Task details: From the records below, copy each line in which the string "Disable" occurs.

Input:
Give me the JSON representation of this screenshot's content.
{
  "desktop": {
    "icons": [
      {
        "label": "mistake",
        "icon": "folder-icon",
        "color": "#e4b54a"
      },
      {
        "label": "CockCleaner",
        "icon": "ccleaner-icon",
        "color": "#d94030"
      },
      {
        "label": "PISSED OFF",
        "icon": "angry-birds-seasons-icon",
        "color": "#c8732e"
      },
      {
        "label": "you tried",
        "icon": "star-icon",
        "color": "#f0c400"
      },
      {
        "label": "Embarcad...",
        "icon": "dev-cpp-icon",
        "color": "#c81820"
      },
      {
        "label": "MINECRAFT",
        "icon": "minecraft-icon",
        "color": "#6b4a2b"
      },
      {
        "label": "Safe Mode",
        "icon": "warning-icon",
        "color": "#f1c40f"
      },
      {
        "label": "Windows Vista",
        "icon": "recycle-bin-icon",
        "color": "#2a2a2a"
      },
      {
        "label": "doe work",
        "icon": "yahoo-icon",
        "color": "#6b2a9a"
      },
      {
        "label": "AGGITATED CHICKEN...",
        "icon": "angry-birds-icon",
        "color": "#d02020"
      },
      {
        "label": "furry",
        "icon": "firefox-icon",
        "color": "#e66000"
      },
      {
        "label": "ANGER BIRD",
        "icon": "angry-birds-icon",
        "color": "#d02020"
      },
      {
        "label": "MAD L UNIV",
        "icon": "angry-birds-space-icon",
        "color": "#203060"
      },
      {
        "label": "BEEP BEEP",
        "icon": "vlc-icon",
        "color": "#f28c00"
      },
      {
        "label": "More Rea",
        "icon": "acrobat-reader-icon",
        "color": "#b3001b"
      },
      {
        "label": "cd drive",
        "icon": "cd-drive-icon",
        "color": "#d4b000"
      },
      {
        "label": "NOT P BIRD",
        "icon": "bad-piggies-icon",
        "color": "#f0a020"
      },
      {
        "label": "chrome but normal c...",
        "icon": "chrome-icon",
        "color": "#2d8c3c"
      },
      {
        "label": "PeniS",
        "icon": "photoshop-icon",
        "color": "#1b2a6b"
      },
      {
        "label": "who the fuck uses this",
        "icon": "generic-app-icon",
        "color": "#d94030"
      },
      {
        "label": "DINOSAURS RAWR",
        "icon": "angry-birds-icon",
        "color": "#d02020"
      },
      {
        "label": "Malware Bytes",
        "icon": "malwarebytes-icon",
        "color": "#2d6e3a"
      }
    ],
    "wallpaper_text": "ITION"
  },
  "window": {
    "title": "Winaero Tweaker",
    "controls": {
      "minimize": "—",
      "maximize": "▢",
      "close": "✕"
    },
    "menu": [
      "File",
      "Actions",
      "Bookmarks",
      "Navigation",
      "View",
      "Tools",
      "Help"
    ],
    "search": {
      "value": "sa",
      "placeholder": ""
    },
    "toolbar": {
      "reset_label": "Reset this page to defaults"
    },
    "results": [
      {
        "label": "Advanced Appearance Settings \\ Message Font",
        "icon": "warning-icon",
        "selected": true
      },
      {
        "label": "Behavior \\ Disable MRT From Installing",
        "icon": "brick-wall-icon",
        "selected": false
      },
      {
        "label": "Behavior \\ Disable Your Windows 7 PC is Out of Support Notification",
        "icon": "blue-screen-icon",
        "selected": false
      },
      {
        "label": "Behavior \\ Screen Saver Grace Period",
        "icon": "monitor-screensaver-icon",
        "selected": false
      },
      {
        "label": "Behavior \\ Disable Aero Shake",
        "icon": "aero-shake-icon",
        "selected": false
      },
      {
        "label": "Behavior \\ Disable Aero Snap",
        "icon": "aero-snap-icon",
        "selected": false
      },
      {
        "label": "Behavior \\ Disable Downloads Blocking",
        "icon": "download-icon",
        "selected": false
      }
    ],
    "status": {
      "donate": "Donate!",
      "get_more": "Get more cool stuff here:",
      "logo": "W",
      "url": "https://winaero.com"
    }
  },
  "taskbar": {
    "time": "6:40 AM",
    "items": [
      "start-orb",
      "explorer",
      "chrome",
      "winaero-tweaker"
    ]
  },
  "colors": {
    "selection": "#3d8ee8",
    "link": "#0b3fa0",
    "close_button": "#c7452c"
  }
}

Your response:
        "label": "Behavior \\ Disable MRT From Installing",
        "label": "Behavior \\ Disable Your Windows 7 PC is Out of Support Notification",
        "label": "Behavior \\ Disable Aero Shake",
        "label": "Behavior \\ Disable Aero Snap",
        "label": "Behavior \\ Disable Downloads Blocking",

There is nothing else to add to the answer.